Tester’s Diary: The QA Burnout

Tester Diary QA Burnout
  • Posted By: admin
  • Posted On: February 6, 2020

Yes, tester burnout is real. In the QA industry, you will encounter testers who are mentally or physically exhausted by their work due to various reasons. Tester burnout is a phenomenon that most testers seem to face and is one of the major drivers of tester turnover that can incur high recruitment costs. Recruiting a replacement can cost the organization up to 30% of the annual salary of that position. It can also slow the team down and reduce productivity as the new tester will take time to understand your standard of quality, the product, and your organization’s business rules, processes, and tools.

So, why do testers experience burnout? Let’s look at some of the causes.

Excess Work

Overburdening your testers is not the right approach to getting things done. You might be expecting increased returns from them but in reality, the added pressure and workload can demotivate the tester and result in inefficiency. However, ensuring that the workload matches the capabilities of the tester can lead to positive outcomes. The tester will approach the challenges in a stress-free manner that will increase the productivity of the project and result in professional growth and development. Also, making relevant software testing tools available to them can help them manage their workload better.

Lack of Control

Testers sometimes may feel that they lack control and access to autonomy, resources, and essential data. But experts believe that this “lack of control” is a state of mind that testers go through, leaving them frustrated, restrained, and out of control. It may also be related to paranoia.

Lack of Reward or Compensation

As discussed earlier, demotivation can play a key role in tester’s burnout. The tester will have no reason to work hard if he is not being rewarded for the effort that he puts in. This can affect efficiency and productivity. Therefore, don’t miss out on rewarding and appreciating your testers for their hard work. The saying, “Happy employees lead to happy customers” applies in this case as well where rewarded testers will feel happy and motivated to put their efforts necessary for the project’s success.


The environment is one of the defining factors of whether you’ll be able to meet your goals or not. And if the environment is unhealthy and restrained, it can bring out the worst among the workers. Whereas a free and comfortable environment can help bring forth desired outcomes. There is a certain amount of balance required when dealing with the environment. It deals with human psychology in which you have to give testers the freedom and make them comfortable but at the same time, you have to maintain the discipline that is required to achieve your targets. But it’s usually strict environments in which testers feel burnout.

Unfair Treatment 

Discrimination is a societal issue which many of us face in our daily lives and people are starting to raise their voices against it all over the world.

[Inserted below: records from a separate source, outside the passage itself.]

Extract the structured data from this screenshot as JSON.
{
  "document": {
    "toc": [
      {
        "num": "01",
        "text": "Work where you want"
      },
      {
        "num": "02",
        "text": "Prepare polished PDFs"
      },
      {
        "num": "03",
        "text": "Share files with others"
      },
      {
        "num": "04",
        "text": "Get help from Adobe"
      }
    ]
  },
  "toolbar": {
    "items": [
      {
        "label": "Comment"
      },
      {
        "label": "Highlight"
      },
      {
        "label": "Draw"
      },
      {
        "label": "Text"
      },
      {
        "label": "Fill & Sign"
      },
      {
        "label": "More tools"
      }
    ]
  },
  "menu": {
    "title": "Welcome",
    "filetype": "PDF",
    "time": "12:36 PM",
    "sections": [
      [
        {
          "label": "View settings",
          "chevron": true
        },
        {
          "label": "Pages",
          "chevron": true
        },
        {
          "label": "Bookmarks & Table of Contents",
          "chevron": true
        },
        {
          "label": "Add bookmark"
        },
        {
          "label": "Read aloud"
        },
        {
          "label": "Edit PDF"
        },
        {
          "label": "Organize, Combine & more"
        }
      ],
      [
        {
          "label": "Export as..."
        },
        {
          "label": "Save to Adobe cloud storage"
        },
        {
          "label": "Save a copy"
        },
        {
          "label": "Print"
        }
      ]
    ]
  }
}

Unfortunately, discrimination is still a part of many professional environments where workers might feel insecure and inadequate due to favoritism and inequitable treatment among bosses and workers. Unfair treatment can also be linked with the 3rd point mentioned, “Lack of Reward or Compensation” where the financial or other rewards don’t justify the hard work put in or the behavior of the boss is hostile towards the workers.

Disagreement in Values

A tester might feel burnout if his and the organization’s values do not match. Morals and beliefs are an integral part of one’s ecosystem and are often uncompromisable. To do something which you don’t feel right about can be hard and can leave you in a dilemma of whether you should do it or not. It also might make you feel inefficient or useless.

How to Prevent Burnout and Improve Testing

Following are some of the preventative measures that must be taken to minimize the chances of tester burnout.

Open-Mindedness and Positivity

It all depends on the mindset. It’s up to you if you take criticisms negatively or learn from them. Negatively perceiving them can lead to disputes, unhealthy conversations, and unhealthy thinking most importantly. Positively taking them can help you deal with your weaknesses and improve, helping you earn the respect of your peers. Always be open to suggestions and work towards making better relationships, successful projects, and a healthy environment.

Delegation of Work

Testers work as a team and no work is too much if it is managed effectively. It’s the job of the test manager to distribute the workload among the team according to their capabilities to get the tasks done. Using software testing tools to distribute work among teams is a very good practice.

The above-mentioned are some of the causes of testers’ burnout and measures that can be observed by testers and managers to improve test and project results. As discussed, tester burnout can lead to high turnover. To keep it under control, it’s important to find the root cause which varies from company to company. One of the ways to find it is the exit interview that can help you recognize whether your organization is losing a one-off, overly ambitious employee, or if you have serious pay or opportunity problems.

Another solution to tackling this problem is a regular rotation of teams internally to provide them learning opportunities and bring new perspectives to allow continued growth and learning, regardless of title change or promotion. However, sometimes, turnover issues may be beyond your control. For instance, one of the reasons why testers leave is due to low pay. You can try to convince your senior management to change their approach by presenting them the cost for every employee lost in the last few years, both in dollars wasted and total productivity lost.

So, the next time you’re asked why a major project is late or why turnover is so high, you’ll have the answer ready, along with a solution. Run the numbers, and you’ll have something worth talking about.